    So out of my 100% time I achieve about 80% towards team/project leadership, architect, mentoring, and coding; of which I would say I achieve 50% coding. It's the Holy Grail of developer/manager, and confess sometimes have to fight to maintain it ;)

  6. I personally think that if you are actually a team leader, then immersing yourself in the team's day to day responsibilities is actually going to hinder you.

    If you are the "tech lead / architect" and doing the coding and not the management (3rd on list), I don't particularly think you are a team lead at all - you are simply a team member that has a lot to offer to other team members in promoting best engineering, design and process practices.

    The other 2 need to adopt the servant leader mentality, looking at lean management, saving teams from administrivia and thinking strategically about how to help the team improve their performance.

    This "Agile Manager" role is still poorly defined, but this article: is a good starting discussion point.

    Personally I see the Agile Manager as another role which has been neglected and therefore poorly appreciated and championed. The role should work in symbiosis with the team members, PO and SM/coach

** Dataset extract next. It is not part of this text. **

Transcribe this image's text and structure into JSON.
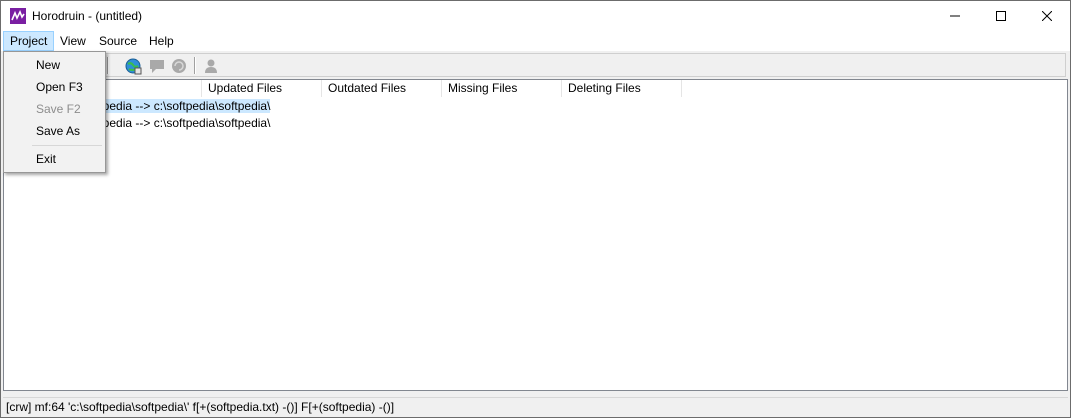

    just my tuppence :)

  7. Nathan,

    I was not familiar with the term "development manager", but I looked up and it was indeed a better fit.

    What strikes me the most is that all this lean management/agile/[add whatever new buzz fits here...] is actually an approach that some of my personal mentors have been using ever since they started doing business (not ICT-related, starting somewhere in the seventies):
    1. You have an idea
    2. Brainstorm/prototype/verify with prospects
    3. Implement the absolute minimum
    4. Sell it to your prospects
    5. Measure and adjust accordingly
    6. Go to step 2

    Except for the fact that they did not publish a manifesto about it, I do not see a whole lot of difference with agile etc....

  8. Tom what you are describing sounds like "lean startup". which isn't really analogous with agile rather its an addition to agile.

    Plenty of info about agile in other posts on the blog ;-)

  9. Hehe, apparently my interpretation of agile does not match the general public's... Fair enough ;)